During a news conference at the Happy Face Preschool in Raleigh, the group cited an America’s Edge report that shows investments in early care and education are generating immediate sales of local goods and services, creating jobs and aiding in long-term economic security in North Carolina.
Participating in the event were: Harvey Schmitt, President and CEO, Greater Raleigh Chamber of Commerce; Tony Marshall, President and CEO, Innovative Systems Group Inc.; Rick McNeel; Chairman, President and CEO, LORD Corporation;
According to the report, for every $1 invested in early care and education in the state, a total of $1.91 is generated in sales of goods and services from local businesses, providing a major boost to North Carolina businesses. That strong economic boost is higher than investments in other sectors, including transportation, manufacturing, and construction.
“The findings of this report make it clear that early learning is a very viable economic sector in our state’s economy,” said Brenda Berg, Founder of Scandinavian Child, LLC. “Continuing these investments is an essential strategy for supporting North Carolina’s businesses and economy in such a difficult climate.”
The report also showed that the early care and education sector employs more than 49,000 people in North Carolina, generating $1.7 billion annually.
“There is no better return on investment than quality early childhood education. An investment in our children is an investment in our future,” said Tony Marshall, President and CEO of Innovative Systems Group, Inc.
The report also documents the long-term economic impact of quality early learning programs. According to the study, the global marketplace will require employees with advanced hard skills in math, reading and writing as well as the increasingly important “soft” skills such as communication, collaboration and critical thinking.

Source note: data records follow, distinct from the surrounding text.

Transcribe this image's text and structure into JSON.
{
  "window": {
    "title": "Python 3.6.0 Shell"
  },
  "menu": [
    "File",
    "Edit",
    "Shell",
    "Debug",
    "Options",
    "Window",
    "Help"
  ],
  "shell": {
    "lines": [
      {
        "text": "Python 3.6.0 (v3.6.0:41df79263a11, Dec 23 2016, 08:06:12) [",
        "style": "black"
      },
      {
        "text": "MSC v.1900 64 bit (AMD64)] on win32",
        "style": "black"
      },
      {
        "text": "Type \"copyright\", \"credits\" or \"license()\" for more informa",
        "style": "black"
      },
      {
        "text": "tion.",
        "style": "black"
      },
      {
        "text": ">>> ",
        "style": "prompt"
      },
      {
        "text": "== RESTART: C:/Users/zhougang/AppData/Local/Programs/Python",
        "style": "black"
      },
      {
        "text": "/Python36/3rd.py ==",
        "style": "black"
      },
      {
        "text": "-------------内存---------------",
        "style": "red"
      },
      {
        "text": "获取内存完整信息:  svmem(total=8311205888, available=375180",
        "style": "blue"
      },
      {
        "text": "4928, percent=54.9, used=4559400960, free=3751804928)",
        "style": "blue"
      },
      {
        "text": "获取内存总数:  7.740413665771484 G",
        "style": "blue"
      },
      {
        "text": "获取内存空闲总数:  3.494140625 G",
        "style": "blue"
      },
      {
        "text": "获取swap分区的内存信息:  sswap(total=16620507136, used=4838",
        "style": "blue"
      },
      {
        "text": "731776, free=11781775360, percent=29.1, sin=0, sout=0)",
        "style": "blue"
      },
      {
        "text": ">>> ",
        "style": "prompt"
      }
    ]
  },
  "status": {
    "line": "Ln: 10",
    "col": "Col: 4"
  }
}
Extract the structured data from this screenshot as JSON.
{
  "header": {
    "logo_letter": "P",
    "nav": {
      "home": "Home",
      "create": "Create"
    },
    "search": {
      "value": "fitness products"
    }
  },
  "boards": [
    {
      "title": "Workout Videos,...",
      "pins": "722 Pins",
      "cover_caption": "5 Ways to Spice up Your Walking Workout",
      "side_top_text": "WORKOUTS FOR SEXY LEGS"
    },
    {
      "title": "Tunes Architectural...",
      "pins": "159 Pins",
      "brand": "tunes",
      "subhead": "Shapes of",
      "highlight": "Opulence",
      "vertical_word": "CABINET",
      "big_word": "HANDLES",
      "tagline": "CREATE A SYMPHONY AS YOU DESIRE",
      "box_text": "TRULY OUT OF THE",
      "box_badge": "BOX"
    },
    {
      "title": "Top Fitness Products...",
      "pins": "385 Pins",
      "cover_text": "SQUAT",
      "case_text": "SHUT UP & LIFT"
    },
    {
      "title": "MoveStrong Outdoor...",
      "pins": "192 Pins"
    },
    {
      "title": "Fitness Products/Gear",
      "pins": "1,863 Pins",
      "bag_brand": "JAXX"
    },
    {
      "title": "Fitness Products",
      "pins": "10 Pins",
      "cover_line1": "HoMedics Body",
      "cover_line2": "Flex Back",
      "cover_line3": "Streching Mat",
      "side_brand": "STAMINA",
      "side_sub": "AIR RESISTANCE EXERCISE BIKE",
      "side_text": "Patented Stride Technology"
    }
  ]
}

The report cites research showing children who participate in quality early learning programs perform better in math and reading; develop the social and emotional skills that transform into the soft communication skills; have higher graduation rates; enter the workforce with higher skill levels; and earn more as adults. But these results are most pronounced in programs that share quality components.
Machelle Sanders, Vice President of Manufacturing and General Manager of Biogen Idec, noted that, by 2018, two-thirds of all North Carolina jobs will require some form of formal education beyond high school.
“While skill and education requirements for jobs are rising - especially in the fields of science, technology, engineering and math or STEM jobs, too many young people are not getting the training and education they need and that is costing our businesses and our economy,” Sanders said. "The research is extensive that quality early learning lays the foundations upon which the "hard skills" needed for these jobs can be built."
Rick McNeel, President and CEO of Lord Corporation, echoed the views of all the business leaders in saying that quality early care and education programs are a proven way to address the skills gap in North Carolina over the long term.
“The 4-year-olds of today are the workforce of tomorrow. Every child who enters the workforce with the skills American businesses need will help our nation and our communities stay competitive in an increasingly challenging global marketplace,”
John Metcalf, President of Workforce Systems Associates, noted the importance of building the foundations for the skills a workforce needs with high-quality early learning, stating, “If we are going to get kids ready to enter school so that they succeed in school and later in college and career, it is imperative that we start early.”
Harvey Schmitt, President and CEO of the Greater Raleigh Chamber of Commerce, said the group is urging Governor-Elect McCrory and the incoming state legislature to prioritize North Carolina’s investment in quality early learning and restore funding that has been cut over the last few years.
The business leaders also called on North Carolina’s Congressional delegation, including Sens. Richard Burr and Kay Hagan, who both serve on the Senate Committee on Health, Education, Labor and Pensions, to prioritize funding for federal early learning programs, like Head Start, Early Head Start and the Child Care and Development Block Grant, while also working to improve the quality of the programs.
“We must protect programs that give back to our businesses today and will continue to give back in the long run,” Schmitt said.
Media Contact: David Carrier